CHAP. Ix.] DESCRIPTION OF PLATE. 175
the cold when sleep is in these tropical climes so peculiarly grateful, simply for the chance of shooting the worthless animal ; it is far simpler to have a gun in his path, and let him pull the trigger himself, to his own destruction. Again, as to lions, they do real mischief; and, after all, they are not noble animals whose character entitles them to the privilege of a code of honour, but skulking, troublesome creatures, who give infinite annoyance, and will seldom wait to be shot at. In England one thinks differently, but a traveller who has large herds of cattle with him is only too glad to exterminate lions out of the land, and a spring-gun is the best way of doing this. This is my creed, though I personally am guiltless of its use upon the king of beasts. The way of setting a gun is very simple ; everybody has a sort of general conception how an animal when he chests a string shall in some way pull the trigger and be shot ; but without a more definite notion considerable difficulty would in practice be found in making the necessary adjustments. The accompanying plate will explain how to do it. A piece of stick is lashed across the narrow part of the stock of the gun in such a way as to have a slight play backwards and forwards ; a string from the lower part of the stick is fastened to the trigger, one from the upper leads through the ramrod tubes (the ramrod being taken out), anox passes across the pathway ; it is evident that when an animal pushes the string the gun will go off.

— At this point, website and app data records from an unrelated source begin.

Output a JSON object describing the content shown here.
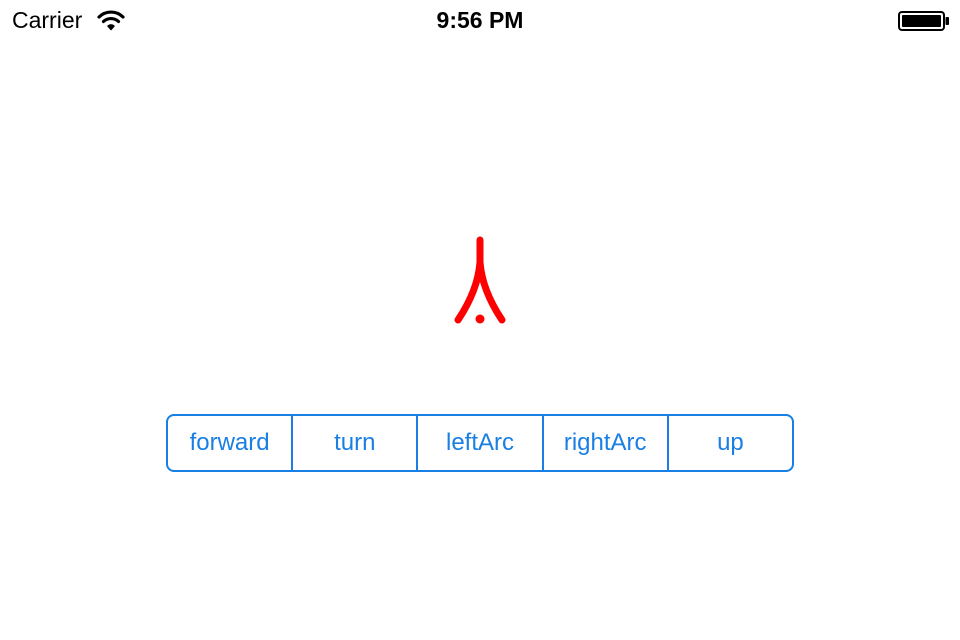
{
  "status_bar": {
    "carrier": "Carrier",
    "time": "9:56 PM",
    "wifi_icon": "wifi-icon",
    "battery_icon": "battery-full-icon"
  },
  "drawing": {
    "stroke_color": "#ff0000",
    "shape": "turtle-path"
  },
  "controls": {
    "accent_color": "#1a7fe4",
    "segments": [
      {
        "label": "forward"
      },
      {
        "label": "turn"
      },
      {
        "label": "leftArc"
      },
      {
        "label": "rightArc"
      },
      {
        "label": "up"
      }
    ]
  }
}
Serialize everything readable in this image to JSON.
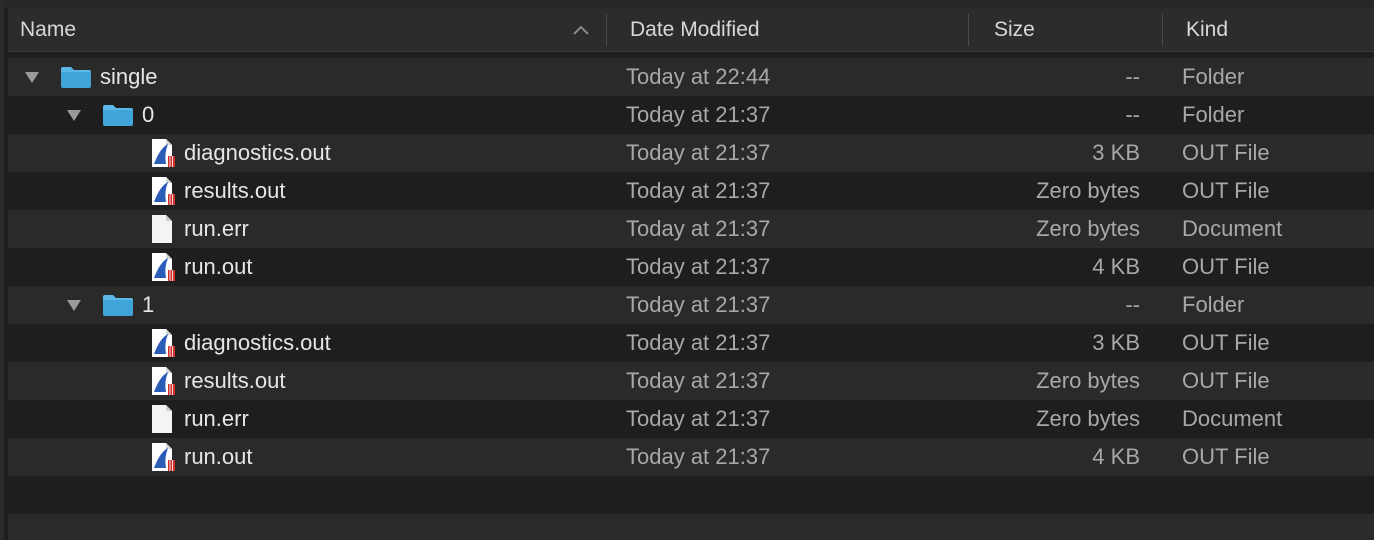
{
  "columns": {
    "name": "Name",
    "date": "Date Modified",
    "size": "Size",
    "kind": "Kind"
  },
  "rows": [
    {
      "name": "single",
      "date": "Today at 22:44",
      "size": "--",
      "kind": "Folder",
      "type": "folder",
      "depth": 0,
      "expanded": true
    },
    {
      "name": "0",
      "date": "Today at 21:37",
      "size": "--",
      "kind": "Folder",
      "type": "folder",
      "depth": 1,
      "expanded": true
    },
    {
      "name": "diagnostics.out",
      "date": "Today at 21:37",
      "size": "3 KB",
      "kind": "OUT File",
      "type": "out",
      "depth": 2
    },
    {
      "name": "results.out",
      "date": "Today at 21:37",
      "size": "Zero bytes",
      "kind": "OUT File",
      "type": "out",
      "depth": 2
    },
    {
      "name": "run.err",
      "date": "Today at 21:37",
      "size": "Zero bytes",
      "kind": "Document",
      "type": "doc",
      "depth": 2
    },
    {
      "name": "run.out",
      "date": "Today at 21:37",
      "size": "4 KB",
      "kind": "OUT File",
      "type": "out",
      "depth": 2
    },
    {
      "name": "1",
      "date": "Today at 21:37",
      "size": "--",
      "kind": "Folder",
      "type": "folder",
      "depth": 1,
      "expanded": true
    },
    {
      "name": "diagnostics.out",
      "date": "Today at 21:37",
      "size": "3 KB",
      "kind": "OUT File",
      "type": "out",
      "depth": 2
    },
    {
      "name": "results.out",
      "date": "Today at 21:37",
      "size": "Zero bytes",
      "kind": "OUT File",
      "type": "out",
      "depth": 2
    },
    {
      "name": "run.err",
      "date": "Today at 21:37",
      "size": "Zero bytes",
      "kind": "Document",
      "type": "doc",
      "depth": 2
    },
    {
      "name": "run.out",
      "date": "Today at 21:37",
      "size": "4 KB",
      "kind": "OUT File",
      "type": "out",
      "depth": 2
    }
  ],
  "icons": {
    "folder": "folder-icon",
    "out": "out-file-icon",
    "doc": "document-icon",
    "sort": "chevron-up-icon",
    "disclosure": "disclosure-triangle-icon"
  },
  "colors": {
    "folder": "#3fa4d8",
    "folder_tab": "#5cb8e6",
    "out_blue": "#2b5db8",
    "out_red": "#d0312d"
  }
}
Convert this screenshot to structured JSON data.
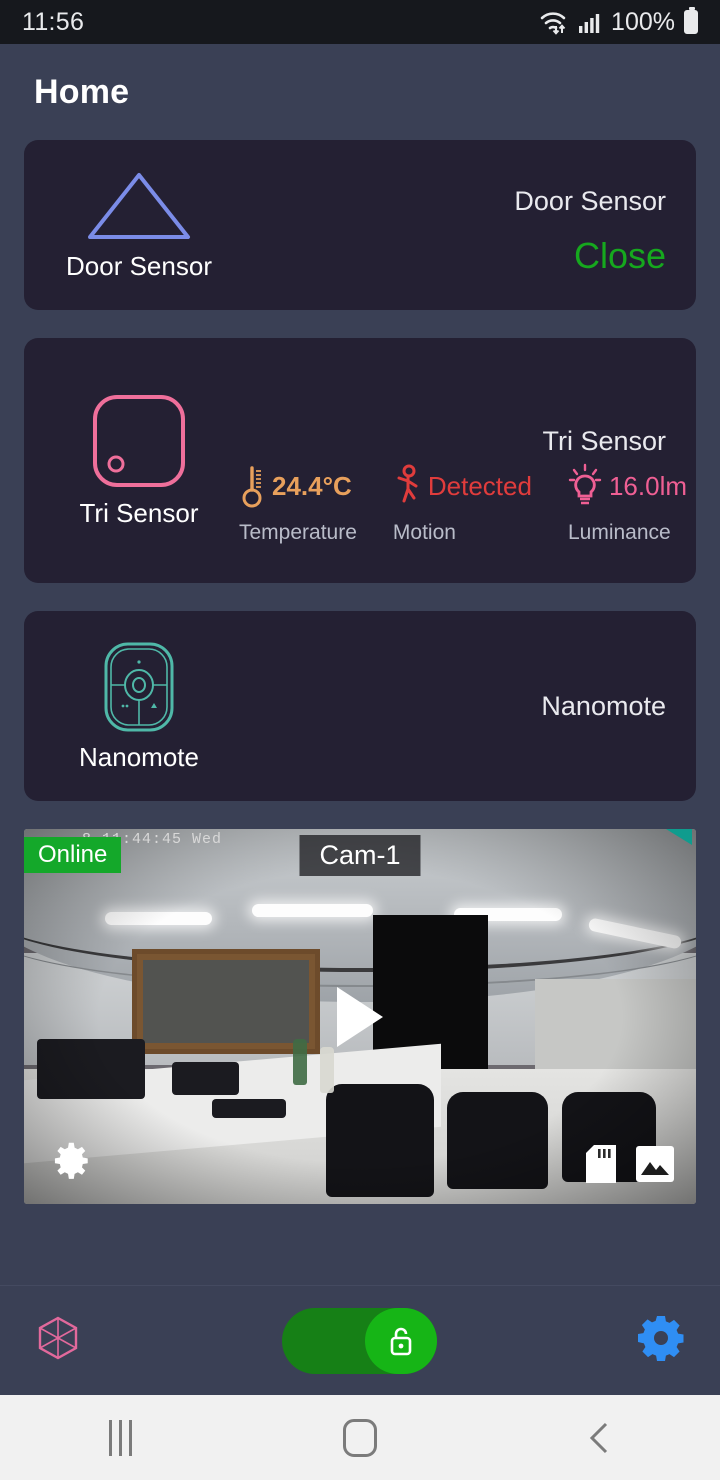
{
  "status_bar": {
    "time": "11:56",
    "battery_pct": "100%",
    "wifi_icon": "wifi-icon",
    "signal_icon": "signal-bars-icon",
    "battery_icon": "battery-full-icon"
  },
  "header": {
    "title": "Home"
  },
  "colors": {
    "page_bg": "#3a4055",
    "card_bg": "#242033",
    "door_icon": "#7b8ce8",
    "state_green": "#16a81e",
    "tri_icon": "#ef6f9b",
    "temp": "#e8a05c",
    "motion": "#e03c3c",
    "lumin": "#ef5f94",
    "nano_icon": "#4fb8a8",
    "online_badge": "#14a82a",
    "toggle_on": "#168016",
    "gear_blue": "#2f8ef4",
    "cube_pink": "#e2699c"
  },
  "devices": [
    {
      "icon": "door-sensor-triangle-icon",
      "name": "Door Sensor",
      "title": "Door Sensor",
      "state": "Close"
    },
    {
      "icon": "tri-sensor-icon",
      "name": "Tri Sensor",
      "title": "Tri Sensor",
      "metrics": [
        {
          "icon": "thermometer-icon",
          "value": "24.4°C",
          "label": "Temperature"
        },
        {
          "icon": "motion-person-icon",
          "value": "Detected",
          "label": "Motion"
        },
        {
          "icon": "light-bulb-icon",
          "value": "16.0lm",
          "label": "Luminance"
        }
      ]
    },
    {
      "icon": "nanomote-remote-icon",
      "name": "Nanomote",
      "title": "Nanomote"
    }
  ],
  "camera": {
    "status_badge": "Online",
    "label": "Cam-1",
    "timestamp_overlay": "8 11:44:45 Wed",
    "play_icon": "play-icon",
    "settings_icon": "gear-icon",
    "sdcard_icon": "sd-card-icon",
    "gallery_icon": "gallery-image-icon"
  },
  "bottom_bar": {
    "left_icon": "cube-icon",
    "toggle_icon": "unlock-padlock-icon",
    "toggle_state": "on",
    "right_icon": "gear-icon"
  },
  "nav_bar": {
    "recents_icon": "recents-icon",
    "home_icon": "home-icon",
    "back_icon": "back-icon"
  }
}
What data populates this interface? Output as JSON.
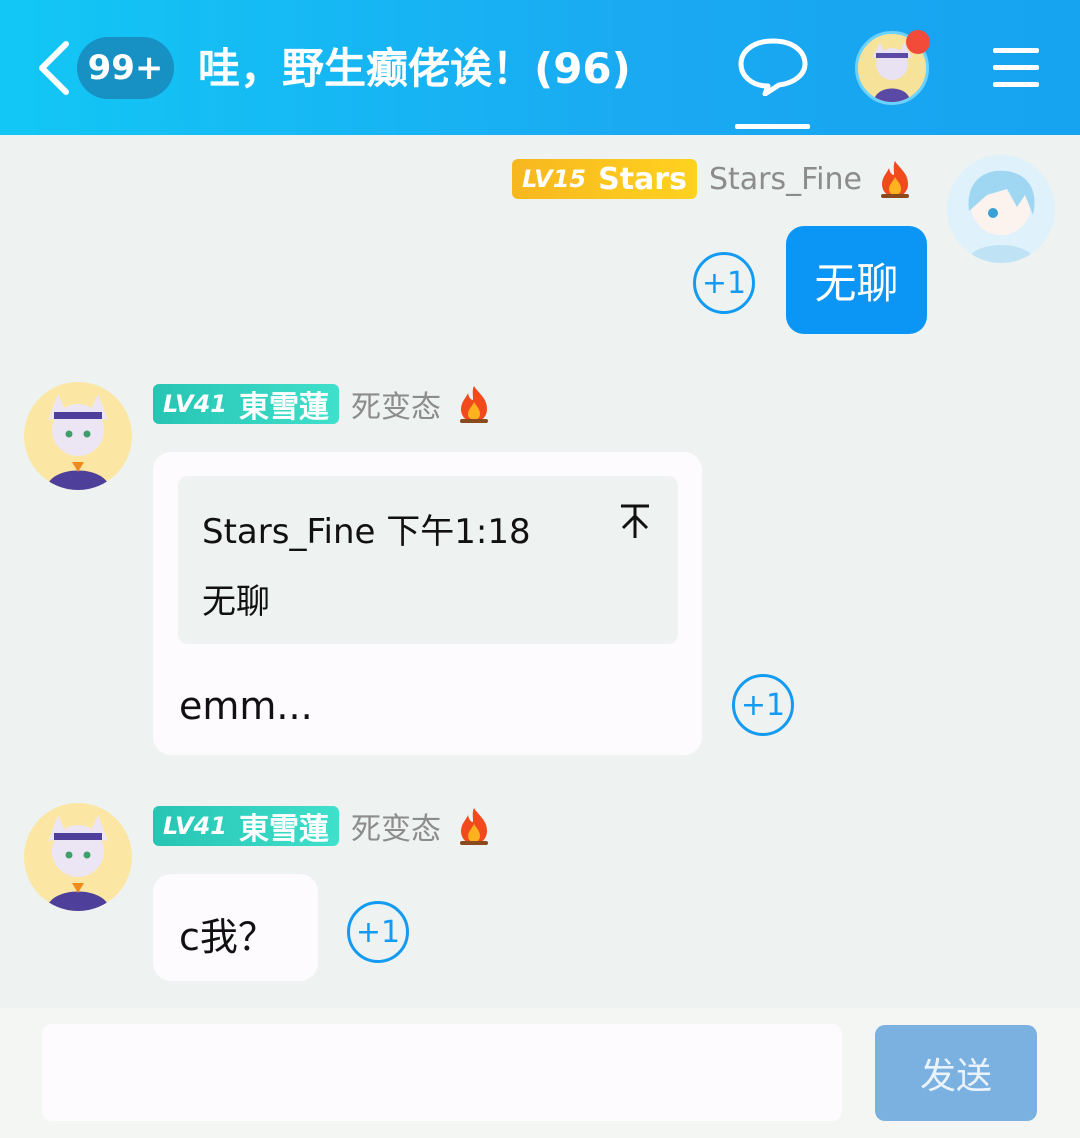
{
  "header": {
    "unread_count": "99+",
    "group_title": "哇，野生癫佬诶！(96)"
  },
  "messages": [
    {
      "sender_level": "LV15",
      "sender_title": "Stars",
      "sender_name": "Stars_Fine",
      "text": "无聊",
      "plus_one": "+1"
    },
    {
      "sender_level": "LV41",
      "sender_title": "東雪蓮",
      "sender_name": "死变态",
      "quote_meta": "Stars_Fine 下午1:18",
      "quote_text": "无聊",
      "text": "emm...",
      "plus_one": "+1"
    },
    {
      "sender_level": "LV41",
      "sender_title": "東雪蓮",
      "sender_name": "死变态",
      "text": "c我？",
      "plus_one": "+1"
    }
  ],
  "input": {
    "value": "",
    "send_label": "发送"
  },
  "colors": {
    "header_gradient_start": "#12c7f5",
    "self_bubble": "#0b95f5",
    "plus_one": "#139bf3",
    "level_gold": "#f7b71f",
    "level_teal": "#27c4b3",
    "send_disabled": "#7bb1e0",
    "notif_dot": "#f24b3a"
  },
  "icons": {
    "back": "chevron-left-icon",
    "chat": "chat-bubble-icon",
    "menu": "hamburger-menu-icon",
    "fire": "fire-icon",
    "jump_to_quote": "arrow-up-icon"
  }
}
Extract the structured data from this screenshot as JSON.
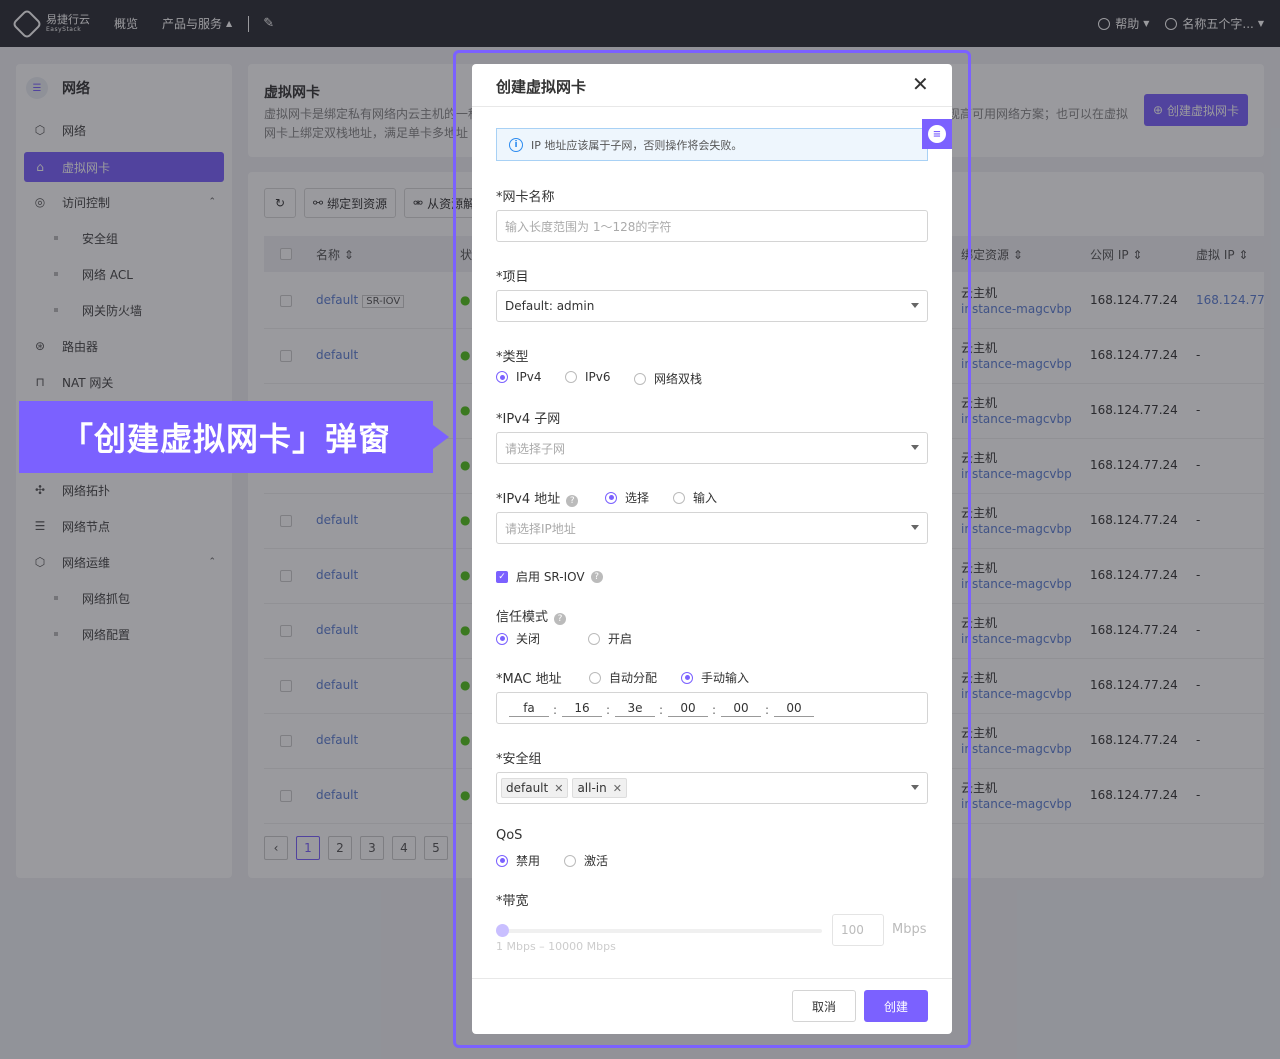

A few points have to be observed ; one is, that the string should not be too tight, else as soon as it is touched the trigger will be pulled, and the bullet make only a skin wound in front of the animal's chest. The other, a very important point, is that the height to which the gun is lashed should be such as to send the bullet through the beast's heart, or thereabouts. The rule is, that for a hyena the barrel should be as high as a man's knee from the ground, but for a lion a span (or eight inches) higher. Neither the string nor the stick that is lashed to the stock, and which acts as a lever, should be too strong, lest, if the animal carries all before him in a rush, they should not break, but the gun be torn from its supports and smashed.
When a lion's death is determined upon by means of a spring gun, advantage is taken of the first animal that lie kills ; this is probably found half eaten, and the lion is sure to return to his prey the ensuing night. Bushes are then put round the carcase, a doorway is made to one side of a couple. of posts, against these two posts, the gun is lashed, and the trigger-string passes across the doorway to the opposite side (see plate).